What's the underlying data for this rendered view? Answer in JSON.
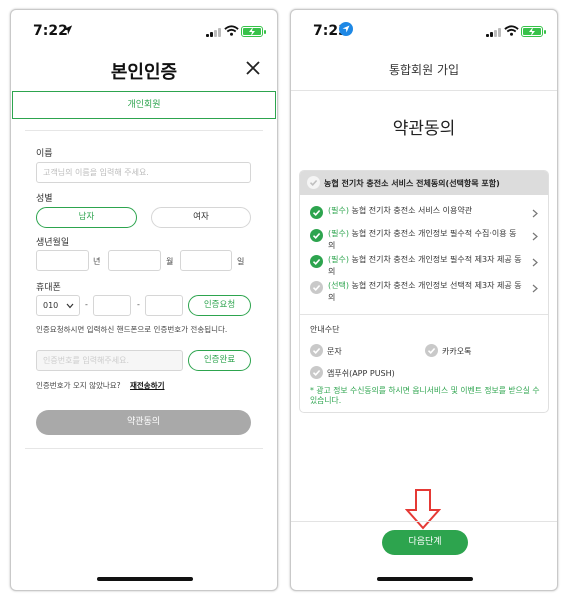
{
  "left": {
    "status": {
      "time": "7:22"
    },
    "title": "본인인증",
    "tab_label": "개인회원",
    "name": {
      "label": "이름",
      "placeholder": "고객님의 이름을 입력해 주세요."
    },
    "gender": {
      "label": "성별",
      "male": "남자",
      "female": "여자"
    },
    "birth": {
      "label": "생년월일",
      "year_unit": "년",
      "month_unit": "월",
      "day_unit": "일"
    },
    "phone": {
      "label": "휴대폰",
      "carrier": "010",
      "dash": "-",
      "request_button": "인증요청"
    },
    "notice": "인증요청하시면 입력하신 핸드폰으로 인증번호가 전송됩니다.",
    "code": {
      "placeholder": "인증번호를 입력해주세요.",
      "complete_button": "인증완료"
    },
    "resend": {
      "text": "인증번호가 오지 않았나요?",
      "link": "재전송하기"
    },
    "submit_button": "약관동의"
  },
  "right": {
    "status": {
      "time": "7:23"
    },
    "header_title": "통합회원 가입",
    "section_title": "약관동의",
    "all_agree": "농협 전기차 충전소 서비스 전체동의(선택항목 포함)",
    "terms": [
      {
        "tag": "(필수)",
        "text": "농협 전기차 충전소 서비스 이용약관",
        "checked": true
      },
      {
        "tag": "(필수)",
        "text": "농협 전기차 충전소 개인정보 필수적 수집·이용 동의",
        "checked": true
      },
      {
        "tag": "(필수)",
        "text": "농협 전기차 충전소 개인정보 필수적 제3자 제공 동의",
        "checked": true
      },
      {
        "tag": "(선택)",
        "text": "농협 전기차 충전소 개인정보 선택적 제3자 제공 동의",
        "checked": false
      }
    ],
    "notice_title": "안내수단",
    "channels": [
      "문자",
      "카카오톡",
      "앱푸쉬(APP PUSH)"
    ],
    "channel_note": "* 광고 정보 수신동의를 하시면 옵니서비스 및 이벤트 정보를 받으실 수 있습니다.",
    "next_button": "다음단계",
    "colors": {
      "accent": "#2da44e",
      "arrow": "#e53935"
    }
  }
}
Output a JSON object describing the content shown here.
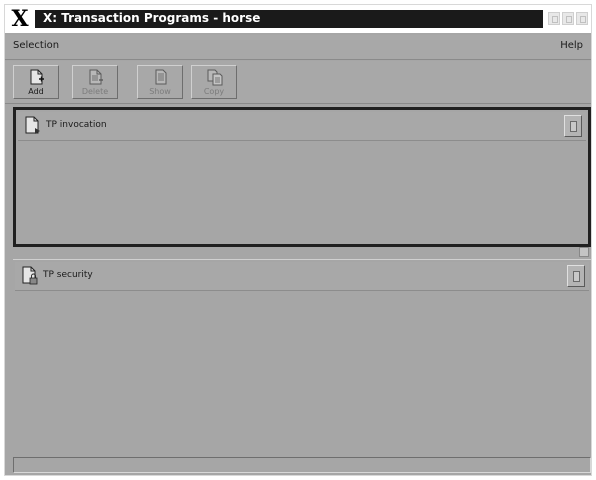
{
  "window": {
    "title": "X: Transaction Programs - horse",
    "logo": "X"
  },
  "menubar": {
    "selection_label": "Selection",
    "help_label": "Help"
  },
  "toolbar": {
    "buttons": [
      {
        "label": "Add",
        "icon": "add-document-icon",
        "enabled": true
      },
      {
        "label": "Delete",
        "icon": "delete-document-icon",
        "enabled": false
      },
      {
        "label": "Show",
        "icon": "show-document-icon",
        "enabled": false
      },
      {
        "label": "Copy",
        "icon": "copy-document-icon",
        "enabled": false
      }
    ]
  },
  "panes": {
    "top": {
      "label": "TP invocation",
      "icon": "tp-invocation-icon"
    },
    "bottom": {
      "label": "TP security",
      "icon": "tp-security-icon"
    }
  },
  "status": {
    "text": ""
  }
}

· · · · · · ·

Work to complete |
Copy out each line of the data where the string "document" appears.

Exercise output |
        "icon": "add-document-icon",
        "icon": "delete-document-icon",
        "icon": "show-document-icon",
        "icon": "copy-document-icon",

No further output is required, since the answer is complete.